The research used data from two sources: first, individual data collected routinely between 2000 and 2015, which analysed annual access to MP coverage over time; and second, using representative national surveys of households, collected before and after the law (2009 and 2013), which estimated the coverage and range of measures of inequality.
The authors found that between 2000 and 2015, MP coverage rose from 24.4 to 44.8%, while between 2009 and 2013, the same trend was observed, increasing from 31.6 to 39.5%. “After the reform, there was an increase in the coverage of maternity protection policies, however, there was no significant reduction in the unequal distribution of the benefits of these policies”, Iris Delgado affirms.
According to the researcher, in the case of Chile, the results show that, despite the legislative changes made, young and native women in the labour market with a low educational level and belonging to the lower income brackets are the most vulnerable group, and the national policies promoted are not helping them.
“We have come to the conclusion that this reform needs to be complemented by other policies to ensure maternity protection regarding matters of access and equity in a country with such deep socioeconomic stratification as Chile”, Iris Delgado concludes.

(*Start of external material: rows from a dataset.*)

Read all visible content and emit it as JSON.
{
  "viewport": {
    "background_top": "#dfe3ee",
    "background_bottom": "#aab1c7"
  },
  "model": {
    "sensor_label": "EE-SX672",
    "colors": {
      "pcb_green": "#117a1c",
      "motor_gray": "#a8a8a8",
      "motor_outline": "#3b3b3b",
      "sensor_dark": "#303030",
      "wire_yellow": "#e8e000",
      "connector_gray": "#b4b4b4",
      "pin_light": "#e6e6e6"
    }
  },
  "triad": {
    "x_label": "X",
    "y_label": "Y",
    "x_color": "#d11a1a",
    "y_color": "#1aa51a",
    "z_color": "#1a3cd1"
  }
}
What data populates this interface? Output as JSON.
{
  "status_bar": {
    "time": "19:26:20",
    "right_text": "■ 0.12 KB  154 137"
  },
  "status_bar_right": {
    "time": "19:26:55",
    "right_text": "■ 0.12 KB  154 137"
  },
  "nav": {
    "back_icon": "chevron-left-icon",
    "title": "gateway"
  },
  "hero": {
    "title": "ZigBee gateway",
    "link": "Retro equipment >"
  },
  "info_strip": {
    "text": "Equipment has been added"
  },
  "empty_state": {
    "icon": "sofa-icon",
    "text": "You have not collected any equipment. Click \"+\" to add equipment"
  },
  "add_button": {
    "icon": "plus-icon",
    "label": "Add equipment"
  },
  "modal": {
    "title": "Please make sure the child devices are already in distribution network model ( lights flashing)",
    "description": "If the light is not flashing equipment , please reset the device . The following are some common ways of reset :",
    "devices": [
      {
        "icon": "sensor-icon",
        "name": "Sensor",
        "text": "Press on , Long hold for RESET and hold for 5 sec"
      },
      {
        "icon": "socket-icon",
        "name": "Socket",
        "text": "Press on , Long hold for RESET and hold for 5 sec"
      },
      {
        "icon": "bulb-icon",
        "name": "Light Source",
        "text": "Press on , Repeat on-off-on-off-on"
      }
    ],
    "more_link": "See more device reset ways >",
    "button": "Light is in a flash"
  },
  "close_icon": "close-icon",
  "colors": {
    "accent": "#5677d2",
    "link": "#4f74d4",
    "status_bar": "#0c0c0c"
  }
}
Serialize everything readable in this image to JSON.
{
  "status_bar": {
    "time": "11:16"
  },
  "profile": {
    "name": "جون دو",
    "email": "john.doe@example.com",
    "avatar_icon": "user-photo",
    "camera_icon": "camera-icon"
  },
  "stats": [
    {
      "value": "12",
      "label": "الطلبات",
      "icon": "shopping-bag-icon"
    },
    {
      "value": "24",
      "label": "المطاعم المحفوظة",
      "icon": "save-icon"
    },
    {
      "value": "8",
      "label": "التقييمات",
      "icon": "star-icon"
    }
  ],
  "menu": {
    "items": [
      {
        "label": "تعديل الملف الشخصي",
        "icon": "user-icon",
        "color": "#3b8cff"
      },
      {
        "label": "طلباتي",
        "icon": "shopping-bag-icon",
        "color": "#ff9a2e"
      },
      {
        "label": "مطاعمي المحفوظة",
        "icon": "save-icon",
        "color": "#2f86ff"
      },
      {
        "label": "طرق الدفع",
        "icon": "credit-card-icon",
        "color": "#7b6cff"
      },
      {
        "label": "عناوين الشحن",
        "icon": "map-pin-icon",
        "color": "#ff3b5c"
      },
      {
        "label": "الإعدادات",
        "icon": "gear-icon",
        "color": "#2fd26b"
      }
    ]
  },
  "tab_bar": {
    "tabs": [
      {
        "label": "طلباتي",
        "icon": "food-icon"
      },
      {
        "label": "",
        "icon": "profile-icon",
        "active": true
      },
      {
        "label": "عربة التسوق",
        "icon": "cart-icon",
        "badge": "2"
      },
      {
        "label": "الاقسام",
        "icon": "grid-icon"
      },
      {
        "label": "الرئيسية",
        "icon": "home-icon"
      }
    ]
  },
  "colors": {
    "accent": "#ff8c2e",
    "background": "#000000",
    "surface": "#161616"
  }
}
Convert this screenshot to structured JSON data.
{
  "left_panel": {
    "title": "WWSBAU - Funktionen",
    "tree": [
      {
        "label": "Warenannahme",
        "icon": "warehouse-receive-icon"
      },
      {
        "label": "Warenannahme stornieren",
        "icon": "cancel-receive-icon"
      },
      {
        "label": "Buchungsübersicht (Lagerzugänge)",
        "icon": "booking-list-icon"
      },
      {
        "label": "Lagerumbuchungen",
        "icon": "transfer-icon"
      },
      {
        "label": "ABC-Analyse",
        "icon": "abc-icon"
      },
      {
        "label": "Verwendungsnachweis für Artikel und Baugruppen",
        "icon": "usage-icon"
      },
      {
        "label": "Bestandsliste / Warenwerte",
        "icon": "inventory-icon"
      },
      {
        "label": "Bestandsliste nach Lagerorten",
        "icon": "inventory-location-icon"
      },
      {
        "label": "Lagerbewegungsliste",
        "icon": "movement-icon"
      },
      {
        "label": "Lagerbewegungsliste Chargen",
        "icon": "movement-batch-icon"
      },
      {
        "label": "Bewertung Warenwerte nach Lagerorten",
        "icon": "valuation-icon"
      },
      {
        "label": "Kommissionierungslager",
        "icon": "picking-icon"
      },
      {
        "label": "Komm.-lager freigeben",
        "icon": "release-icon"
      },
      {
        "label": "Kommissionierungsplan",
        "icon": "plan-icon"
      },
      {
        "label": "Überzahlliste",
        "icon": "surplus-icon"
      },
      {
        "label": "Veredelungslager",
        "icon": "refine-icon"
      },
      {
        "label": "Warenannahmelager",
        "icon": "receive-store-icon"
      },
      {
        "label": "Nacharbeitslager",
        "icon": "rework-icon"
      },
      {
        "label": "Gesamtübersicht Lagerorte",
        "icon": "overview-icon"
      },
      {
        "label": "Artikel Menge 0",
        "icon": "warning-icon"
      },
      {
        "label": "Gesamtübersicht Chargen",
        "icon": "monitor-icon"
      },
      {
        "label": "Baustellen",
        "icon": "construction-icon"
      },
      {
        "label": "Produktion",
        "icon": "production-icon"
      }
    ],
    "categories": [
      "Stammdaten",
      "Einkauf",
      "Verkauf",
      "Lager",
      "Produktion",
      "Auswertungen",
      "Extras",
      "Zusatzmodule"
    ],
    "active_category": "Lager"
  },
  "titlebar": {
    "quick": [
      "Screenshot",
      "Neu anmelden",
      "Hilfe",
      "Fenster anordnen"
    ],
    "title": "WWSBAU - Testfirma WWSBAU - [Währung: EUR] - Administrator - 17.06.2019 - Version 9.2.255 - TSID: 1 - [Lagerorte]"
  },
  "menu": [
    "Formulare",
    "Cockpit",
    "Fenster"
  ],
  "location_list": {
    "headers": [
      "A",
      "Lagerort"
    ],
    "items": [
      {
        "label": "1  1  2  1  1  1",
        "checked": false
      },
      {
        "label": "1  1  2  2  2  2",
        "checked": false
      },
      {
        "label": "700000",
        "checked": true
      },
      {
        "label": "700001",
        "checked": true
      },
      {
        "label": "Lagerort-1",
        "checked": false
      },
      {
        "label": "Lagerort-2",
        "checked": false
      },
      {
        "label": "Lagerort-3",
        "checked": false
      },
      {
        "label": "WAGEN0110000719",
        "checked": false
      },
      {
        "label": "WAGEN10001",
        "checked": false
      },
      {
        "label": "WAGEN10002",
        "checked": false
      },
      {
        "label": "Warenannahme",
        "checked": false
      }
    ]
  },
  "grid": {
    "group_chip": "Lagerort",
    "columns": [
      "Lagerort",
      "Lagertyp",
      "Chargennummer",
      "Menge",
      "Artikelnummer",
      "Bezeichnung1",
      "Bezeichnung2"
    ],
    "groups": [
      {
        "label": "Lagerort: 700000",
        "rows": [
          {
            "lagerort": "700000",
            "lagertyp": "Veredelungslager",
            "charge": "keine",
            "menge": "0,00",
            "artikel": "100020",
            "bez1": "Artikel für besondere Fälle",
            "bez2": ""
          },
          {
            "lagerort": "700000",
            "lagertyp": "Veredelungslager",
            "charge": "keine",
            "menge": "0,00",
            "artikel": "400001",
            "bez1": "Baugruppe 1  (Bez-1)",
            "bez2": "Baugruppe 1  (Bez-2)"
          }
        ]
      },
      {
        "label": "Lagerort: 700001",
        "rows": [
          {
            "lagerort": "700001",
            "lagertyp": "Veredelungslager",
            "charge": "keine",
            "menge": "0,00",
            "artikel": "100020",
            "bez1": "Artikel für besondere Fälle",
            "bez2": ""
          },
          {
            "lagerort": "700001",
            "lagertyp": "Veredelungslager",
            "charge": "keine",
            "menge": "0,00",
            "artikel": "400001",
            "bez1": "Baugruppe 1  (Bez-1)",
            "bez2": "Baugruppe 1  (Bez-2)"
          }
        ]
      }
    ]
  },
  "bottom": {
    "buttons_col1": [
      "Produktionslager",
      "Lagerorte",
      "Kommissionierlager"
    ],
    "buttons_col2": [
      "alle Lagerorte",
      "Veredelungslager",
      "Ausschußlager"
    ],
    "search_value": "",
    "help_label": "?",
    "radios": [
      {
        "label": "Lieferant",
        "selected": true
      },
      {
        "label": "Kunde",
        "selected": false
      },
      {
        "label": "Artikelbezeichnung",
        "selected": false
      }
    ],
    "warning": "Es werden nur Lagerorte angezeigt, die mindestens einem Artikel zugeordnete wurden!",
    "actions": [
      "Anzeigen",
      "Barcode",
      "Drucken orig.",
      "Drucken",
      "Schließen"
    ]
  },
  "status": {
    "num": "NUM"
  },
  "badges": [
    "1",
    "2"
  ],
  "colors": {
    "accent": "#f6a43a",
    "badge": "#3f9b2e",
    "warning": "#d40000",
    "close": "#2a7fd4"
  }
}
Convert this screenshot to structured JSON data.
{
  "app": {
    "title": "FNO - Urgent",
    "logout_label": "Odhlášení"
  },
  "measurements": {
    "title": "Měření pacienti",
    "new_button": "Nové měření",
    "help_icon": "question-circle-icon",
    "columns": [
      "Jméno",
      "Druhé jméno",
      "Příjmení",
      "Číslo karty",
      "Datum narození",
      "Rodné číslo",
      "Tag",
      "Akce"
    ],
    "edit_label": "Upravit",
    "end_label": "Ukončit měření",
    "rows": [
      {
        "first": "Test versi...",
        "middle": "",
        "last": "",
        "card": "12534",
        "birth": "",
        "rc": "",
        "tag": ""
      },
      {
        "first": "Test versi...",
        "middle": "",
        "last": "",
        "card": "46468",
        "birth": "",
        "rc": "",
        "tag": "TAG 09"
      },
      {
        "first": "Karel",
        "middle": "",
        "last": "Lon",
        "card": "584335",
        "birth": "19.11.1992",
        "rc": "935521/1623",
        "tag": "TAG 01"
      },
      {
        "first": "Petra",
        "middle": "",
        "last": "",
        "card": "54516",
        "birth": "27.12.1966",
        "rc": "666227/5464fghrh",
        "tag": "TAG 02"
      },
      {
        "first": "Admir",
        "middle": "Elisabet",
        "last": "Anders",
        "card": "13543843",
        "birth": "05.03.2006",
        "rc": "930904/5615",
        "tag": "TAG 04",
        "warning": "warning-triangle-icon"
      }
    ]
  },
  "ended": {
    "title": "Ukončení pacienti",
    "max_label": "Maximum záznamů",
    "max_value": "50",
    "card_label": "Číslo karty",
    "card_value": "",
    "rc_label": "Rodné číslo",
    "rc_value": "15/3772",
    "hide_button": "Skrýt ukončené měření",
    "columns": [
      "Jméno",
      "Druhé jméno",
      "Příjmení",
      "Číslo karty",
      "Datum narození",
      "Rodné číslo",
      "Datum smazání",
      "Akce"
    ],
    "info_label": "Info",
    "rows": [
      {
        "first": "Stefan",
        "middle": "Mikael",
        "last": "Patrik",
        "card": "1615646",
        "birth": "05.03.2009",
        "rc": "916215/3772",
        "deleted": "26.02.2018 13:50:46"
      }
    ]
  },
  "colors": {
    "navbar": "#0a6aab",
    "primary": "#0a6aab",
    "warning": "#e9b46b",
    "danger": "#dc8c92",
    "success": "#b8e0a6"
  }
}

Reference work: Iris Delgado, Baltica Cabieses, Mauricio Apablaza, Carla Castillo, Ximena Aguilera, Isabel Matute, Manuel Najera, Juan M. Pericàs and Joan Benach (September 2019). “ Evaluation of the effectiveness and equity of the Maternity protection reform in Chile from 2000 to 2015”, PLOS ONE. https://doi.org/10.1371/journal.pone.0221150